My doctor tells me I’m grieving and I can’t tell him why. I have journaled a lot and would like to write a book on it but it would hurt her. I don’t want that. The only advice I can offer is make decisions that strengthen your marriage and not let emotions (that may be based on love) cloud judgment and wise counsel from others. Our marriage has only worked by giving each other the freedom to be ourselves while enriching our marriage in other ways and our family life with our children and their spouses and our grand children.
My husband and I have served together in lay-ministry at the same church for several years. He recently accepted a full-time pastoral role at a new church, however the transition timeline placed upon us was extremely unhealthy. While the interview process took 2.5 months, he was expected to start 5 days after he had received the offer. We were both in positions of leadership at our home church and the sudden demand did not allow us the time and grace to transition out of our ministries in a way that mirrored the call to biblical love and care towards the people in front of us.
My husband of course had to make the full transition first, but I was left behind scrambling to tie up loose ends. (I told leadership at the new church that I needed a month to transition the 3 ministries I was leading, one of which is the largest in our home church. I provided a clear start-date for when I would have everything wrapped up, and was initially told that that was okay).
Even though I have been splitting my time and faithfully attending their services every week in addition to those at our home church, I have heard nothing but a litany of complaints about the fact that I did not immediately drop everything and come. I am getting to a point where I feel so resentful that I don’t want to transition at all.

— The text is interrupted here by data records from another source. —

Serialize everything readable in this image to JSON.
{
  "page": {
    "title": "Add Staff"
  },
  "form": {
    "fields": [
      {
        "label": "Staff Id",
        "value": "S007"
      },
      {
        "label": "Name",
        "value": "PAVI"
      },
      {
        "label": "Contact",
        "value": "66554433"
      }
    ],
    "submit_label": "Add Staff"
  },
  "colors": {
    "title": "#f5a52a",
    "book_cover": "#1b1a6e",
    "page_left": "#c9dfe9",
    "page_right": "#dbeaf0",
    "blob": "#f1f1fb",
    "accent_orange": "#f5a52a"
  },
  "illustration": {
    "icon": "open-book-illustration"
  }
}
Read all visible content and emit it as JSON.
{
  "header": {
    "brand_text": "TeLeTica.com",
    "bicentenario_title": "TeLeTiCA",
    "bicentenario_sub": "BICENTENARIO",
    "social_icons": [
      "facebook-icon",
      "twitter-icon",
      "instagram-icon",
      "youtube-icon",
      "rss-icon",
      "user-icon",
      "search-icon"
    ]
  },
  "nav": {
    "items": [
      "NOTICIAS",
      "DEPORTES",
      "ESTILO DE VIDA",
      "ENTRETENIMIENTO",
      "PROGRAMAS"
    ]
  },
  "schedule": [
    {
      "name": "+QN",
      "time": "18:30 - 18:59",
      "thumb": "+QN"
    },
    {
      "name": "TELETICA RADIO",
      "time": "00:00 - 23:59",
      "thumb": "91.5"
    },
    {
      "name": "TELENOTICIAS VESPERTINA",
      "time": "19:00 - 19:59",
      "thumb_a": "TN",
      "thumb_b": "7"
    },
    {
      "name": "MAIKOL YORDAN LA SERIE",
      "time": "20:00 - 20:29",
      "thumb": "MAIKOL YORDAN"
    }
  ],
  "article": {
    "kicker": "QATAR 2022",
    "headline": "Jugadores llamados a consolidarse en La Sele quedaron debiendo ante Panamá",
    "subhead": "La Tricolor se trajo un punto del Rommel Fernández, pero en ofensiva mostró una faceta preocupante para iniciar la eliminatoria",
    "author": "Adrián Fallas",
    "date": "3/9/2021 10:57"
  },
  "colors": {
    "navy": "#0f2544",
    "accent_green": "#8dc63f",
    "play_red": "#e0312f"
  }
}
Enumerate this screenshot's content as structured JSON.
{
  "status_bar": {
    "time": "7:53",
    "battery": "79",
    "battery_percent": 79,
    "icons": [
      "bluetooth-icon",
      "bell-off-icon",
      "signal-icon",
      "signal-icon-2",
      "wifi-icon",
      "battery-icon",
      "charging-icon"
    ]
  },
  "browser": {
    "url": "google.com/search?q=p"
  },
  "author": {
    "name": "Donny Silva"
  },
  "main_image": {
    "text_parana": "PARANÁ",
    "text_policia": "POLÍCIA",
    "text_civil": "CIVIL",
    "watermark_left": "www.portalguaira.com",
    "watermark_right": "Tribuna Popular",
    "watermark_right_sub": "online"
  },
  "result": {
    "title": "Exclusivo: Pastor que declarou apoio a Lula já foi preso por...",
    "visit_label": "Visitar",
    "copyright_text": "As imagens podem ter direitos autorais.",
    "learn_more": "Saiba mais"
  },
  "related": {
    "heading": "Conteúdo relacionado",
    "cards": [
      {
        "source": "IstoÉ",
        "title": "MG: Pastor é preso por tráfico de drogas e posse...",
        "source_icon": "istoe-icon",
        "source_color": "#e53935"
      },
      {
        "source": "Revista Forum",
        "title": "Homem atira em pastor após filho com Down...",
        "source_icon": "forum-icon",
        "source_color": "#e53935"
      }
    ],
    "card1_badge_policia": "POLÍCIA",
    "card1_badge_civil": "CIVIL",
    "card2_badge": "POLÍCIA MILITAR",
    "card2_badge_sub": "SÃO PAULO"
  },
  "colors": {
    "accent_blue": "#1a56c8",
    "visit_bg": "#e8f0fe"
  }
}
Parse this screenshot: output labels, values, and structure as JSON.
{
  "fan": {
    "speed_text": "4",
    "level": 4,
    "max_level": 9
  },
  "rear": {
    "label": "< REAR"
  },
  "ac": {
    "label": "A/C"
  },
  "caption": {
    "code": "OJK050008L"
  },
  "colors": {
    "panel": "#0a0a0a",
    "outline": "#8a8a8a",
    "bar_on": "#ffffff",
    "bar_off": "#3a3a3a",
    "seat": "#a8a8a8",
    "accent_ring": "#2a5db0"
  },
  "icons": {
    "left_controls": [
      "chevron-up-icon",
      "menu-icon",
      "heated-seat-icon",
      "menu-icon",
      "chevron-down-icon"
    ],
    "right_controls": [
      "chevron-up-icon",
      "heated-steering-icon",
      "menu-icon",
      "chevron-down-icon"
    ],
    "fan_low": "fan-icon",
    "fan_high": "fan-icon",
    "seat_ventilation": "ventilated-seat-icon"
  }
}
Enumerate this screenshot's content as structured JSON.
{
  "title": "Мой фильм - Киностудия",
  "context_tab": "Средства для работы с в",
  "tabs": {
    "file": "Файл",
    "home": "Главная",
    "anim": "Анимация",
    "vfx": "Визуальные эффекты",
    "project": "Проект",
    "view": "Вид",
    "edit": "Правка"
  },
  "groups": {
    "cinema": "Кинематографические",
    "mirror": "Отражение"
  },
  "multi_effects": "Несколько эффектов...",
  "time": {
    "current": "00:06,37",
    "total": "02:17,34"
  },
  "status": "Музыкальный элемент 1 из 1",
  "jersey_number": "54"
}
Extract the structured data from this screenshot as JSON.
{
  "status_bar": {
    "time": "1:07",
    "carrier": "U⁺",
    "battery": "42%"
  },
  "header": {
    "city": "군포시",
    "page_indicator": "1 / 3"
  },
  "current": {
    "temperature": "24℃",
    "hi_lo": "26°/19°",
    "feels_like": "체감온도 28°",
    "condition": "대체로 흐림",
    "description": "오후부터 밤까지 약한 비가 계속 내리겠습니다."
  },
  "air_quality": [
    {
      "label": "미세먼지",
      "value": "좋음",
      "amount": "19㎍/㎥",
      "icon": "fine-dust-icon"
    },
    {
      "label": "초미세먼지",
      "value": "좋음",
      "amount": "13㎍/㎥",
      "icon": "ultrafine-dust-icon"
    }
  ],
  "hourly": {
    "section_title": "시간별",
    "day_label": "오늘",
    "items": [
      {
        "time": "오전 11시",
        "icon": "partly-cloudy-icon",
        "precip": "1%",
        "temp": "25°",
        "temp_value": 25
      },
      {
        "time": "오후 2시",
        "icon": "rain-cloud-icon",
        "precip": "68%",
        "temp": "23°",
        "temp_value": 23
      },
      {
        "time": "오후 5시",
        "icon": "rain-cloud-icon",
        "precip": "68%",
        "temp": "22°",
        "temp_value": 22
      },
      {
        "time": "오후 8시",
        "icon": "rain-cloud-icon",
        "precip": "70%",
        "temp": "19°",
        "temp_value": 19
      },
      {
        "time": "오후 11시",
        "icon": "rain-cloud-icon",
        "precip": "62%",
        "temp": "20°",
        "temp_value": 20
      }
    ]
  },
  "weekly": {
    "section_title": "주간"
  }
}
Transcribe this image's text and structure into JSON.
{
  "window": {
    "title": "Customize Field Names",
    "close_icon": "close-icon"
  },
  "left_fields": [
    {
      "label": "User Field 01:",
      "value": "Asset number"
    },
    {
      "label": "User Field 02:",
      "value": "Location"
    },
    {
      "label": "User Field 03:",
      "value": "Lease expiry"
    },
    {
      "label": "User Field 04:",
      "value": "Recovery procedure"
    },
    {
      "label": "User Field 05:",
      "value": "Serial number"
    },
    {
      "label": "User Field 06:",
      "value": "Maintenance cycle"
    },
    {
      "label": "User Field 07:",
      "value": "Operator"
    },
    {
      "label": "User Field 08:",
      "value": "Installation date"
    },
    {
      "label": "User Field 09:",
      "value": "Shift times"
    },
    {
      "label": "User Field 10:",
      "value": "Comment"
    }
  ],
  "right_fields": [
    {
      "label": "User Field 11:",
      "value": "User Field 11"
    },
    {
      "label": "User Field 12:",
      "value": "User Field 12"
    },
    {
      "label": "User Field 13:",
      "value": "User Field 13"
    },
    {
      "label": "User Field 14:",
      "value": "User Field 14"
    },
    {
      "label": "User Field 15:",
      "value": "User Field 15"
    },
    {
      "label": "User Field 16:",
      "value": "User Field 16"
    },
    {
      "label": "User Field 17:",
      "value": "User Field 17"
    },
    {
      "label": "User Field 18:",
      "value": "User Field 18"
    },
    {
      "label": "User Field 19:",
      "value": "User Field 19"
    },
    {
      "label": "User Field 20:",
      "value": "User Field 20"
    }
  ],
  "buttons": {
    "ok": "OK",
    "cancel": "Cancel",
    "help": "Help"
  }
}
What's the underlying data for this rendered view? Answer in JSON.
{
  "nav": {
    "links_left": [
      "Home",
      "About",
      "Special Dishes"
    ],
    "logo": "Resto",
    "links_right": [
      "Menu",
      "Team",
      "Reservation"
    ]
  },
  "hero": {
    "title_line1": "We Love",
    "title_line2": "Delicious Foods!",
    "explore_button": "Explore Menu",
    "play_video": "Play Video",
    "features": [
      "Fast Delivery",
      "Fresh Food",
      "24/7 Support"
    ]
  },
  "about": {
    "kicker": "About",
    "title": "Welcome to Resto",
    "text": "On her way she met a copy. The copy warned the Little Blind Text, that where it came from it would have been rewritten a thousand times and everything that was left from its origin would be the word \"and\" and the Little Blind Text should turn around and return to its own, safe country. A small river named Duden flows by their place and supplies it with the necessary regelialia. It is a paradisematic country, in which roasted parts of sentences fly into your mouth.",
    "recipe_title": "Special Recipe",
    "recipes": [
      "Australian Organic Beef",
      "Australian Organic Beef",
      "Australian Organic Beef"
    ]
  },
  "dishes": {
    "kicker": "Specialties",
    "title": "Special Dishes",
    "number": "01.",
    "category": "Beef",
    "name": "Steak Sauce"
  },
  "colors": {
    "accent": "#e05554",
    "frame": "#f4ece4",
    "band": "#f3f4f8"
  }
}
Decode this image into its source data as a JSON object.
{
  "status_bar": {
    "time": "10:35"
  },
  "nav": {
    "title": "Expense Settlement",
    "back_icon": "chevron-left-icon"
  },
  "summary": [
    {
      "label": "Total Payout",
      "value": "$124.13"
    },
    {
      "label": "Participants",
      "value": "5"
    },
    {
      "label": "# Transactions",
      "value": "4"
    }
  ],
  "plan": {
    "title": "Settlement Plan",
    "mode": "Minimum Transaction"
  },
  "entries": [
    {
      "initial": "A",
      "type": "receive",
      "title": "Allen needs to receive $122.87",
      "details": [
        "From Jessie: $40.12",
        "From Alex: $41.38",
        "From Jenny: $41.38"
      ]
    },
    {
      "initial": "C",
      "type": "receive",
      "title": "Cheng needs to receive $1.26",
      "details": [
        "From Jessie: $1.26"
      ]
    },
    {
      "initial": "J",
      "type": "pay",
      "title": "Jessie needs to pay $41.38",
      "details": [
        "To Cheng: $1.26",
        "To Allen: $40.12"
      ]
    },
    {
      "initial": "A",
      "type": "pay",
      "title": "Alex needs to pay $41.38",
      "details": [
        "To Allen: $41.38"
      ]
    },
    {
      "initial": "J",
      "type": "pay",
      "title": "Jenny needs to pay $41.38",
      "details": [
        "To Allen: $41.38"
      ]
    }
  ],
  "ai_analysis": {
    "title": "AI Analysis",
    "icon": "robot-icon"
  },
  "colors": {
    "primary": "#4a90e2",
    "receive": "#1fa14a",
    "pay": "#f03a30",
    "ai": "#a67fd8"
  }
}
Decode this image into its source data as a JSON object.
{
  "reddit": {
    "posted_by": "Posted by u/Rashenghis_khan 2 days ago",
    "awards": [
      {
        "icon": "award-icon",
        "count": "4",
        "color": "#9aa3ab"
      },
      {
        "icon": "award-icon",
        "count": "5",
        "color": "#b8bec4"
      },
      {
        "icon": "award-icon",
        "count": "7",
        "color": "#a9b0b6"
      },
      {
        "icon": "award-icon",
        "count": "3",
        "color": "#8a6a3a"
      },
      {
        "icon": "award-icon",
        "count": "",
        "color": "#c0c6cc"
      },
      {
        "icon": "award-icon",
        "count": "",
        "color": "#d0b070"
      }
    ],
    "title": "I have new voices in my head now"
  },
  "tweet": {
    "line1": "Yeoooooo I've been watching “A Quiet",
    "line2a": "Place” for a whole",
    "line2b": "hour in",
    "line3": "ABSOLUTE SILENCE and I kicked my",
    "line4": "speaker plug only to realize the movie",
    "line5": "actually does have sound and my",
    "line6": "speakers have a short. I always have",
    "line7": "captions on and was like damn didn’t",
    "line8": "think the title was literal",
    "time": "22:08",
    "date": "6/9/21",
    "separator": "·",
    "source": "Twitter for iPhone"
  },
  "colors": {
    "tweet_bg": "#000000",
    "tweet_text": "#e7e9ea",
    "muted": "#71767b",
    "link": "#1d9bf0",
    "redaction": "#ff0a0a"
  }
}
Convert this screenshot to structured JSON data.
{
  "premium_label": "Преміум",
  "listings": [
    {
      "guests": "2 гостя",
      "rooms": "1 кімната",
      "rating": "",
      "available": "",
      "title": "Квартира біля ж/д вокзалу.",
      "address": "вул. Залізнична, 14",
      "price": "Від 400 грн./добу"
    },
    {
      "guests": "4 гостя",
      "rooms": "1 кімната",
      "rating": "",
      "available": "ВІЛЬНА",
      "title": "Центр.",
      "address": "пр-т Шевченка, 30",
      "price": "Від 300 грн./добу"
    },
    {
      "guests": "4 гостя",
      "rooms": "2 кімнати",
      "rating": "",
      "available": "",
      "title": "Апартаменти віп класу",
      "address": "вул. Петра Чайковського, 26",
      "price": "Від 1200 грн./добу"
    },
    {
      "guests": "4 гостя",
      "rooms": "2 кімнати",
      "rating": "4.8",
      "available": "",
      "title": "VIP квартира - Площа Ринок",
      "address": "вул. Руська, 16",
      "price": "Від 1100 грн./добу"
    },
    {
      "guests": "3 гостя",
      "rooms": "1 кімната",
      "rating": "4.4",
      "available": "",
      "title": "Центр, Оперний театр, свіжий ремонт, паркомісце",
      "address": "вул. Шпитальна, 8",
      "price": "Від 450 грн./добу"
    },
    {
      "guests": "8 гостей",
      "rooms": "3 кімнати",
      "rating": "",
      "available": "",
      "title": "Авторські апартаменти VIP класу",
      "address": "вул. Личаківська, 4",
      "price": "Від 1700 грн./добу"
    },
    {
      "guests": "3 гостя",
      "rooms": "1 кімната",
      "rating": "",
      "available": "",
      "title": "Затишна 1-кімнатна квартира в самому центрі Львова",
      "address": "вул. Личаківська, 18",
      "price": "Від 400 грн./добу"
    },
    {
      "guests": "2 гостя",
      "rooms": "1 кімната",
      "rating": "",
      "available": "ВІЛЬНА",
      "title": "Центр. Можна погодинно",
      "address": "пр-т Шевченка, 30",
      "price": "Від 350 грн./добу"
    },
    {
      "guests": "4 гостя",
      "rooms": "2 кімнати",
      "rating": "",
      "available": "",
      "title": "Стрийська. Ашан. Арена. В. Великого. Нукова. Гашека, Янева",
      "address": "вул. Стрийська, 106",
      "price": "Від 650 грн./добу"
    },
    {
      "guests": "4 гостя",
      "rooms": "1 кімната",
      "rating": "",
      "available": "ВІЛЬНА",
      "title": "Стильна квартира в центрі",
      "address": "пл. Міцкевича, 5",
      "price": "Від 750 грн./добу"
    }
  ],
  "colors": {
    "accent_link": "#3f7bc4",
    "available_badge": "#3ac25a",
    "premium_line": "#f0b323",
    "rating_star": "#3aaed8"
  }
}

The entire environment feels cold and hostile, and I honestly do not feel safe moving from a community of love and grace to a place of judgment and wrath.
I am not asking for any advice, as I fully intend to honor my commitment to my husband and the Lord. I am, however, asking for prayers– Prayers for strength, prayers for healing, and a hedge of protection over my marriage.
Dear Brokenhearted, I prayed for you just now and will pray again for you when my husband gets home. Also, I encourage you to also post this on the Prayer Wall. You can see the link to it on the Home Page of this web site. You can shorten it a bit or leave it as it is. But many people pray for the prayer requests on the Prayer Wall. This request not only effects you and the churches you’re serving but also can put a strain on your marriage in different ways. That’s why I encourage you to post there because you will have even more people praying for you. “May grace and peace be multiplied to you in the knowledge of God and of Jesus our Lord.” (2 Peter 1:2)